Website and app data records
────────────────

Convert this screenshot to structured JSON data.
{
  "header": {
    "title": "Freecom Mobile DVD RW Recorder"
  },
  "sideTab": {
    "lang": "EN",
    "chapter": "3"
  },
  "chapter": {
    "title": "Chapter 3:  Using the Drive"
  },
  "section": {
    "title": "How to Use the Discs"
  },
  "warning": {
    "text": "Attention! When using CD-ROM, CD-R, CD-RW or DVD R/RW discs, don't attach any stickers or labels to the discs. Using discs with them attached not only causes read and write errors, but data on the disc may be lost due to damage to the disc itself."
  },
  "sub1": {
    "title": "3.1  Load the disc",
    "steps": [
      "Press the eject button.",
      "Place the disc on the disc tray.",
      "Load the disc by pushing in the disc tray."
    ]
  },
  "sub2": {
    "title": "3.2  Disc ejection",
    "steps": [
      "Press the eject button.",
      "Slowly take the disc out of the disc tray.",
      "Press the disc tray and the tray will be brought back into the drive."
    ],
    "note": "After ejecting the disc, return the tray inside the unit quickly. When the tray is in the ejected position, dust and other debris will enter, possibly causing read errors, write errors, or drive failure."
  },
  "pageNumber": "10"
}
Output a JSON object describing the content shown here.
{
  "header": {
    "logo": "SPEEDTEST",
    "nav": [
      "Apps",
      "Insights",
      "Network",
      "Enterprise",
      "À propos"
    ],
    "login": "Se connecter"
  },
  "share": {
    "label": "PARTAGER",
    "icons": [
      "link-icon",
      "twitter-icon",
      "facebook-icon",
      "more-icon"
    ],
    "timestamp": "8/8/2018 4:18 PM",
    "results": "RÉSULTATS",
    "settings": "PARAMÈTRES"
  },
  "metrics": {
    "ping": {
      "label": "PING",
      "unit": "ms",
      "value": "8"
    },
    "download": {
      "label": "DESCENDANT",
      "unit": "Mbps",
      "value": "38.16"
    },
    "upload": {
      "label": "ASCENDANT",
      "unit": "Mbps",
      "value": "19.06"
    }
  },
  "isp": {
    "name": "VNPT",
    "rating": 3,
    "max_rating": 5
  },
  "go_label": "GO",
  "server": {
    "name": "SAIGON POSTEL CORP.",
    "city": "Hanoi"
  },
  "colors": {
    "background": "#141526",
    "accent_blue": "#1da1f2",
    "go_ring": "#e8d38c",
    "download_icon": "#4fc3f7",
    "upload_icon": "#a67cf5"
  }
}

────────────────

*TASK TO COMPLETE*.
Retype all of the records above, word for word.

*EXERCISE ANSWER*.
Convert this screenshot to structured JSON data.
{
  "header": {
    "title": "Freecom Mobile DVD RW Recorder"
  },
  "sideTab": {
    "lang": "EN",
    "chapter": "3"
  },
  "chapter": {
    "title": "Chapter 3:  Using the Drive"
  },
  "section": {
    "title": "How to Use the Discs"
  },
  "warning": {
    "text": "Attention! When using CD-ROM, CD-R, CD-RW or DVD R/RW discs, don't attach any stickers or labels to the discs. Using discs with them attached not only causes read and write errors, but data on the disc may be lost due to damage to the disc itself."
  },
  "sub1": {
    "title": "3.1  Load the disc",
    "steps": [
      "Press the eject button.",
      "Place the disc on the disc tray.",
      "Load the disc by pushing in the disc tray."
    ]
  },
  "sub2": {
    "title": "3.2  Disc ejection",
    "steps": [
      "Press the eject button.",
      "Slowly take the disc out of the disc tray.",
      "Press the disc tray and the tray will be brought back into the drive."
    ],
    "note": "After ejecting the disc, return the tray inside the unit quickly. When the tray is in the ejected position, dust and other debris will enter, possibly causing read errors, write errors, or drive failure."
  },
  "pageNumber": "10"
}
Output a JSON object describing the content shown here.
{
  "header": {
    "logo": "SPEEDTEST",
    "nav": [
      "Apps",
      "Insights",
      "Network",
      "Enterprise",
      "À propos"
    ],
    "login": "Se connecter"
  },
  "share": {
    "label": "PARTAGER",
    "icons": [
      "link-icon",
      "twitter-icon",
      "facebook-icon",
      "more-icon"
    ],
    "timestamp": "8/8/2018 4:18 PM",
    "results": "RÉSULTATS",
    "settings": "PARAMÈTRES"
  },
  "metrics": {
    "ping": {
      "label": "PING",
      "unit": "ms",
      "value": "8"
    },
    "download": {
      "label": "DESCENDANT",
      "unit": "Mbps",
      "value": "38.16"
    },
    "upload": {
      "label": "ASCENDANT",
      "unit": "Mbps",
      "value": "19.06"
    }
  },
  "isp": {
    "name": "VNPT",
    "rating": 3,
    "max_rating": 5
  },
  "go_label": "GO",
  "server": {
    "name": "SAIGON POSTEL CORP.",
    "city": "Hanoi"
  },
  "colors": {
    "background": "#141526",
    "accent_blue": "#1da1f2",
    "go_ring": "#e8d38c",
    "download_icon": "#4fc3f7",
    "upload_icon": "#a67cf5"
  }
}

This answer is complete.